I crossed the river at the Prairie Du Chien bridge and made my way upstream to the cliff at Lock and Dam 9. I spent the better part of an hour without seeing a falcon. In 2006 this cliff attracted an immy female and adult male that failed to breed. In 2007 this cliff attracted a new immy female and adult male that produced two young falcons. One died after being bumped from the small ledge by the adult female. In 2008 this cliff attracted an adult female falcon and immature male falcon that failed to breed. So far in several visits this spring I have not seen a falcon.
I headed upstream to visit the Lynxville, WI cliffs, determined to locate the chosen cliff and nest location. I first parked down below Larson’s Bluff and did not see any falcon activity for a long time. I then drove to the upstream cliff and positioned myself so that I could see both cliff walls. After about 30 minutes I saw my first falcon. I found a place to park my car, grabbed the scope and made my way across two railroad tracks, determined to nail down the nesting location.
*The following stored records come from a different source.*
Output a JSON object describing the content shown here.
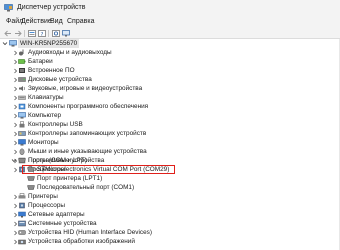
{
  "window": {
    "title": "Диспетчер устройств"
  },
  "menu": [
    "Файл",
    "Действие",
    "Вид",
    "Справка"
  ],
  "toolbar": [
    "back-arrow-icon",
    "forward-arrow-icon",
    "properties-panel-icon",
    "help-icon",
    "scan-hardware-icon",
    "monitor-icon"
  ],
  "tree": {
    "root": "WIN-KR5NP255670",
    "categories": [
      {
        "label": "Аудиовходы и аудиовыходы",
        "icon": "audio-icon"
      },
      {
        "label": "Батареи",
        "icon": "battery-icon"
      },
      {
        "label": "Встроенное ПО",
        "icon": "firmware-icon"
      },
      {
        "label": "Дисковые устройства",
        "icon": "disk-icon"
      },
      {
        "label": "Звуковые, игровые и видеоустройства",
        "icon": "speaker-icon"
      },
      {
        "label": "Клавиатуры",
        "icon": "keyboard-icon"
      },
      {
        "label": "Компоненты программного обеспечения",
        "icon": "software-component-icon"
      },
      {
        "label": "Компьютер",
        "icon": "computer-icon"
      },
      {
        "label": "Контроллеры USB",
        "icon": "usb-icon"
      },
      {
        "label": "Контроллеры запоминающих устройств",
        "icon": "storage-controller-icon"
      },
      {
        "label": "Мониторы",
        "icon": "monitor-icon"
      },
      {
        "label": "Мыши и иные указывающие устройства",
        "icon": "mouse-icon"
      },
      {
        "label": "Программные устройства",
        "icon": "software-device-icon"
      },
      {
        "label": "Процессоры",
        "icon": "processor-icon"
      }
    ],
    "ports_category": "Порты (COM и LPT)",
    "ports": [
      {
        "label": "STMicroelectronics Virtual COM Port (COM29)",
        "highlighted": true
      },
      {
        "label": "Порт принтера (LPT1)",
        "highlighted": false
      },
      {
        "label": "Последовательный порт (COM1)",
        "highlighted": false
      }
    ],
    "categories_after": [
      {
        "label": "Принтеры",
        "icon": "printer-icon"
      },
      {
        "label": "Процессоры",
        "icon": "processor-icon"
      },
      {
        "label": "Сетевые адаптеры",
        "icon": "network-icon"
      },
      {
        "label": "Системные устройства",
        "icon": "system-device-icon"
      },
      {
        "label": "Устройства HID (Human Interface Devices)",
        "icon": "hid-icon"
      },
      {
        "label": "Устройства обработки изображений",
        "icon": "camera-icon"
      }
    ]
  },
  "colors": {
    "highlight_border": "#e0201b",
    "root_selection": "#e5e5e5",
    "chrome_bg": "#f3f3f3"
  }
}
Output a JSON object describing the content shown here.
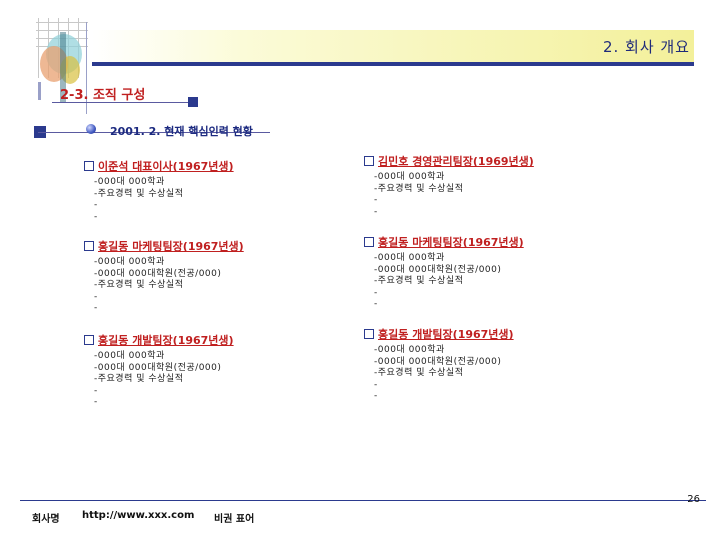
{
  "header": {
    "page_title": "2. 회사 개요"
  },
  "section": {
    "title": "2-3. 조직 구성"
  },
  "subsection": {
    "title": "2001. 2. 현재 핵심인력 현황"
  },
  "people": [
    {
      "name": "이준석 대표이사(1967년생)",
      "lines": [
        "-000대 000학과",
        "-주요경력 및 수상실적",
        "-",
        "-"
      ]
    },
    {
      "name": "김민호 경영관리팀장(1969년생)",
      "lines": [
        "-000대 000학과",
        "-주요경력 및 수상실적",
        "-",
        "-"
      ]
    },
    {
      "name": "홍길동 마케팅팀장(1967년생)",
      "lines": [
        "-000대 000학과",
        "-000대 000대학원(전공/000)",
        "-주요경력 및 수상실적",
        "-",
        "-"
      ]
    },
    {
      "name": "홍길동 마케팅팀장(1967년생)",
      "lines": [
        "-000대 000학과",
        "-000대 000대학원(전공/000)",
        "-주요경력 및 수상실적",
        "-",
        "-"
      ]
    },
    {
      "name": "홍길동 개발팀장(1967년생)",
      "lines": [
        "-000대 000학과",
        "-000대 000대학원(전공/000)",
        "-주요경력 및 수상실적",
        "-",
        "-"
      ]
    },
    {
      "name": "홍길동 개발팀장(1967년생)",
      "lines": [
        "-000대 000학과",
        "-000대 000대학원(전공/000)",
        "-주요경력 및 수상실적",
        "-",
        "-"
      ]
    }
  ],
  "footer": {
    "company": "회사명",
    "url": "http://www.xxx.com",
    "confidential": "비권 표어",
    "page_number": "26"
  }
}
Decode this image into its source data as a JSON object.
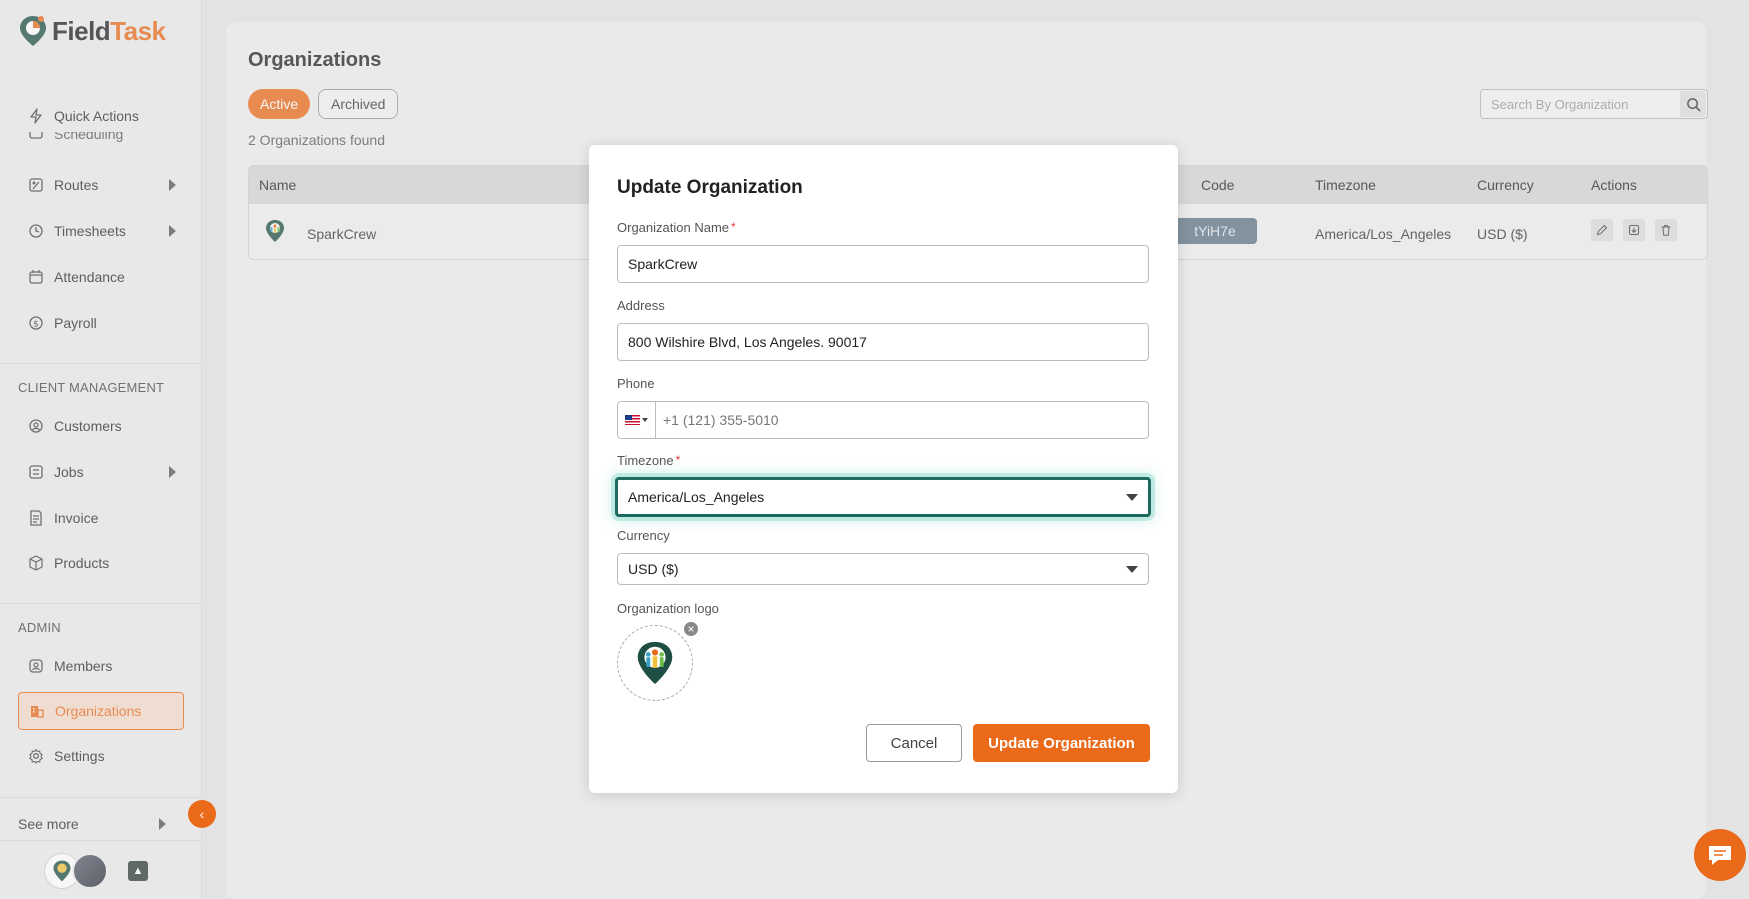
{
  "app": {
    "name_prefix": "Field",
    "name_suffix": "Task"
  },
  "sidebar": {
    "items_top": [
      {
        "label": "Quick Actions",
        "icon": "bolt-icon"
      },
      {
        "label": "Scheduling",
        "icon": "calendar-icon"
      },
      {
        "label": "Routes",
        "icon": "route-icon"
      },
      {
        "label": "Timesheets",
        "icon": "clock-icon"
      },
      {
        "label": "Attendance",
        "icon": "calendar-check-icon"
      },
      {
        "label": "Payroll",
        "icon": "dollar-icon"
      }
    ],
    "client_section": "CLIENT MANAGEMENT",
    "items_client": [
      {
        "label": "Customers",
        "icon": "user-circle-icon"
      },
      {
        "label": "Jobs",
        "icon": "list-icon"
      },
      {
        "label": "Invoice",
        "icon": "invoice-icon"
      },
      {
        "label": "Products",
        "icon": "box-icon"
      }
    ],
    "admin_section": "ADMIN",
    "items_admin": [
      {
        "label": "Members",
        "icon": "user-square-icon"
      },
      {
        "label": "Organizations",
        "icon": "building-icon"
      },
      {
        "label": "Settings",
        "icon": "gear-icon"
      }
    ],
    "see_more": "See more"
  },
  "page": {
    "title": "Organizations",
    "tabs": {
      "active": "Active",
      "archived": "Archived"
    },
    "found": "2 Organizations found",
    "search_placeholder": "Search By Organization"
  },
  "table": {
    "headers": {
      "name": "Name",
      "code": "Code",
      "timezone": "Timezone",
      "currency": "Currency",
      "actions": "Actions"
    },
    "rows": [
      {
        "name": "SparkCrew",
        "code": "tYiH7e",
        "timezone": "America/Los_Angeles",
        "currency": "USD ($)"
      }
    ]
  },
  "modal": {
    "title": "Update Organization",
    "org_name_label": "Organization Name",
    "org_name_value": "SparkCrew",
    "address_label": "Address",
    "address_value": "800 Wilshire Blvd, Los Angeles. 90017",
    "phone_label": "Phone",
    "phone_placeholder": "+1 (121) 355-5010",
    "timezone_label": "Timezone",
    "timezone_value": "America/Los_Angeles",
    "currency_label": "Currency",
    "currency_value": "USD ($)",
    "logo_label": "Organization logo",
    "required_mark": "*",
    "remove_symbol": "×",
    "cancel": "Cancel",
    "submit": "Update Organization"
  },
  "colors": {
    "accent": "#ea6a1a",
    "focus": "#1d6b60",
    "code_badge": "#5e7585"
  }
}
It is apparent why the cliff attracts falcons - it is quite large and directly overlooks the water.
I located an adult female falcon perched in a dead snag with a huge crop. So large I don’t think she could see her toes. After about 30 minutes an adult male flew in with a grackle in his talons and landed about five feet directly above the female. He proceeded to pluck his prey and feathers were flying. The adult female appeared to be dozing. I could see a purple band on the adult male right leg and a b/g band on his left. The dozing female had a branch blocking most the view of her legs, but I did see purple on her right leg. After so many cliff sites that have failed already this year it is rewarding to see this pair of falcons that look promising for production once again.
I crossed back over the river at the Lansing, IA bridge and made my way to Dead Cow Bluff where we mounted a nest box several years ago. This is the first year that I have not seen a falcon visit this nest box. With a scope you can see the poorly constructed fence running the top of this bluff. Hence the unusual name.
The Lansing power plant falcons will be a cliff nesting pair from now on. We removed the nest box from up on the stack owing to stack emission monitoring now taking place where the nest box was mounted. There is a huge construction effort taking place at this plant that will prevent us from using the back side of the plant to view the cliff. I’m hoping that in a week or so, we can access the stack elevator to get a good look at the cliff face and determine where the falcons are nesting this season.
In closing, it is apparent that our cliff numbers will be down this year. We have witnessed growth of the river cliff nesting population for the last nine years. However, it does look like our numbers will be down in 2009. Can only hope that this year is an aberration.
I have plans for another river survey later this week.